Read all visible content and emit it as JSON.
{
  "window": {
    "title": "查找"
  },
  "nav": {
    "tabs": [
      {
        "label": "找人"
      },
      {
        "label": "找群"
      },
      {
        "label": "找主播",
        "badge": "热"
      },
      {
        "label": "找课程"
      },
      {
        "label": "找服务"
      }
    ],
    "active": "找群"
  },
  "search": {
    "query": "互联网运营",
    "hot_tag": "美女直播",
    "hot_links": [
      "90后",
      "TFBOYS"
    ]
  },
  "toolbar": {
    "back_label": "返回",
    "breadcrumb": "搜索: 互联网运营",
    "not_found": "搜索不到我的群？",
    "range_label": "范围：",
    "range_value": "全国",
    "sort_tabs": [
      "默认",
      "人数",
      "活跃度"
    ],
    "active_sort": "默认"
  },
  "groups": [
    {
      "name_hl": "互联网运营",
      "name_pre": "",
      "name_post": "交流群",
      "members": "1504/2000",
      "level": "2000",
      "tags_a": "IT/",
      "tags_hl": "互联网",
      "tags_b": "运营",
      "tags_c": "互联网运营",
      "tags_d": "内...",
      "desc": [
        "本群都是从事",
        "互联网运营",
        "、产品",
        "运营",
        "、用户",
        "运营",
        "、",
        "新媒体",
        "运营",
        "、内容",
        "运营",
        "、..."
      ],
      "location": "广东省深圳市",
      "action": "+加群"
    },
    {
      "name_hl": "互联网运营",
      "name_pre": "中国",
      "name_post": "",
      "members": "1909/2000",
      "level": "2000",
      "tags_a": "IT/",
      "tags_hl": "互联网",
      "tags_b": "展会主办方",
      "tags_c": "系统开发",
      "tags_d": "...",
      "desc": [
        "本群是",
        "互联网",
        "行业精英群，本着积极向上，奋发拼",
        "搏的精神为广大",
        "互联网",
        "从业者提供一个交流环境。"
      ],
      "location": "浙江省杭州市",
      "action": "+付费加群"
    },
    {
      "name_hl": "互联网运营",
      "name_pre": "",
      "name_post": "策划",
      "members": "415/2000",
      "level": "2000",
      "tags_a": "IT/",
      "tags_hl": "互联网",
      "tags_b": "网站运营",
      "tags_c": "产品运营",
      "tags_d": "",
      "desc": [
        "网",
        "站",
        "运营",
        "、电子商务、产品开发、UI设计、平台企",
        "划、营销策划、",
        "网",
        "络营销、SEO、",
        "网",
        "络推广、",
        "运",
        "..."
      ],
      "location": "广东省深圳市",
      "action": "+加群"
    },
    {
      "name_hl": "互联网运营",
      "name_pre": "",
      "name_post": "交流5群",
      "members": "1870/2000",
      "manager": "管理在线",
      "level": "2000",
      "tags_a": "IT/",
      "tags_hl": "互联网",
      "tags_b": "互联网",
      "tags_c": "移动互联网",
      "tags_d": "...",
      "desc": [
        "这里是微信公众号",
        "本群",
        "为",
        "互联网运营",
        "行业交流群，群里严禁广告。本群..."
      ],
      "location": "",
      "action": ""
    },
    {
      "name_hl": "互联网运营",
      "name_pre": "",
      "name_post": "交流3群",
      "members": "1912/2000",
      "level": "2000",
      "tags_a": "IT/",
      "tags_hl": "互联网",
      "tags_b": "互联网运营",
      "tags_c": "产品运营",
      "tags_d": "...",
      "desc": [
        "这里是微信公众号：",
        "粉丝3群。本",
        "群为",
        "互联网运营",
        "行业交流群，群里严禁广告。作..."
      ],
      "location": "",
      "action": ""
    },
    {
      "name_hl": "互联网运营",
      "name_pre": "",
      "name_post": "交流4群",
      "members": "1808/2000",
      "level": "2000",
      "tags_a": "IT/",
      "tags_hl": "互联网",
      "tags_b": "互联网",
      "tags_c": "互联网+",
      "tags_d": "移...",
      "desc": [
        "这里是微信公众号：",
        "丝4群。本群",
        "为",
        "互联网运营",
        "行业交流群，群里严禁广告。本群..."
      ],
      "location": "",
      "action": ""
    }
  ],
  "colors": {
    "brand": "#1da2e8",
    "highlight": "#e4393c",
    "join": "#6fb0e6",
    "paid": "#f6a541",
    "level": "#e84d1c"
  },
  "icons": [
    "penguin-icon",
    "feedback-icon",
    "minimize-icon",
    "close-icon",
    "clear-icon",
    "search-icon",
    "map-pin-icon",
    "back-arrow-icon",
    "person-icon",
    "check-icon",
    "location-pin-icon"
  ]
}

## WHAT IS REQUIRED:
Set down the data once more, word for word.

## FINISHED EXERCISE:
Read all visible content and emit it as JSON.
{
  "window": {
    "title": "查找"
  },
  "nav": {
    "tabs": [
      {
        "label": "找人"
      },
      {
        "label": "找群"
      },
      {
        "label": "找主播",
        "badge": "热"
      },
      {
        "label": "找课程"
      },
      {
        "label": "找服务"
      }
    ],
    "active": "找群"
  },
  "search": {
    "query": "互联网运营",
    "hot_tag": "美女直播",
    "hot_links": [
      "90后",
      "TFBOYS"
    ]
  },
  "toolbar": {
    "back_label": "返回",
    "breadcrumb": "搜索: 互联网运营",
    "not_found": "搜索不到我的群？",
    "range_label": "范围：",
    "range_value": "全国",
    "sort_tabs": [
      "默认",
      "人数",
      "活跃度"
    ],
    "active_sort": "默认"
  },
  "groups": [
    {
      "name_hl": "互联网运营",
      "name_pre": "",
      "name_post": "交流群",
      "members": "1504/2000",
      "level": "2000",
      "tags_a": "IT/",
      "tags_hl": "互联网",
      "tags_b": "运营",
      "tags_c": "互联网运营",
      "tags_d": "内...",
      "desc": [
        "本群都是从事",
        "互联网运营",
        "、产品",
        "运营",
        "、用户",
        "运营",
        "、",
        "新媒体",
        "运营",
        "、内容",
        "运营",
        "、..."
      ],
      "location": "广东省深圳市",
      "action": "+加群"
    },
    {
      "name_hl": "互联网运营",
      "name_pre": "中国",
      "name_post": "",
      "members": "1909/2000",
      "level": "2000",
      "tags_a": "IT/",
      "tags_hl": "互联网",
      "tags_b": "展会主办方",
      "tags_c": "系统开发",
      "tags_d": "...",
      "desc": [
        "本群是",
        "互联网",
        "行业精英群，本着积极向上，奋发拼",
        "搏的精神为广大",
        "互联网",
        "从业者提供一个交流环境。"
      ],
      "location": "浙江省杭州市",
      "action": "+付费加群"
    },
    {
      "name_hl": "互联网运营",
      "name_pre": "",
      "name_post": "策划",
      "members": "415/2000",
      "level": "2000",
      "tags_a": "IT/",
      "tags_hl": "互联网",
      "tags_b": "网站运营",
      "tags_c": "产品运营",
      "tags_d": "",
      "desc": [
        "网",
        "站",
        "运营",
        "、电子商务、产品开发、UI设计、平台企",
        "划、营销策划、",
        "网",
        "络营销、SEO、",
        "网",
        "络推广、",
        "运",
        "..."
      ],
      "location": "广东省深圳市",
      "action": "+加群"
    },
    {
      "name_hl": "互联网运营",
      "name_pre": "",
      "name_post": "交流5群",
      "members": "1870/2000",
      "manager": "管理在线",
      "level": "2000",
      "tags_a": "IT/",
      "tags_hl": "互联网",
      "tags_b": "互联网",
      "tags_c": "移动互联网",
      "tags_d": "...",
      "desc": [
        "这里是微信公众号",
        "本群",
        "为",
        "互联网运营",
        "行业交流群，群里严禁广告。本群..."
      ],
      "location": "",
      "action": ""
    },
    {
      "name_hl": "互联网运营",
      "name_pre": "",
      "name_post": "交流3群",
      "members": "1912/2000",
      "level": "2000",
      "tags_a": "IT/",
      "tags_hl": "互联网",
      "tags_b": "互联网运营",
      "tags_c": "产品运营",
      "tags_d": "...",
      "desc": [
        "这里是微信公众号：",
        "粉丝3群。本",
        "群为",
        "互联网运营",
        "行业交流群，群里严禁广告。作..."
      ],
      "location": "",
      "action": ""
    },
    {
      "name_hl": "互联网运营",
      "name_pre": "",
      "name_post": "交流4群",
      "members": "1808/2000",
      "level": "2000",
      "tags_a": "IT/",
      "tags_hl": "互联网",
      "tags_b": "互联网",
      "tags_c": "互联网+",
      "tags_d": "移...",
      "desc": [
        "这里是微信公众号：",
        "丝4群。本群",
        "为",
        "互联网运营",
        "行业交流群，群里严禁广告。本群..."
      ],
      "location": "",
      "action": ""
    }
  ],
  "colors": {
    "brand": "#1da2e8",
    "highlight": "#e4393c",
    "join": "#6fb0e6",
    "paid": "#f6a541",
    "level": "#e84d1c"
  },
  "icons": [
    "penguin-icon",
    "feedback-icon",
    "minimize-icon",
    "close-icon",
    "clear-icon",
    "search-icon",
    "map-pin-icon",
    "back-arrow-icon",
    "person-icon",
    "check-icon",
    "location-pin-icon"
  ]
}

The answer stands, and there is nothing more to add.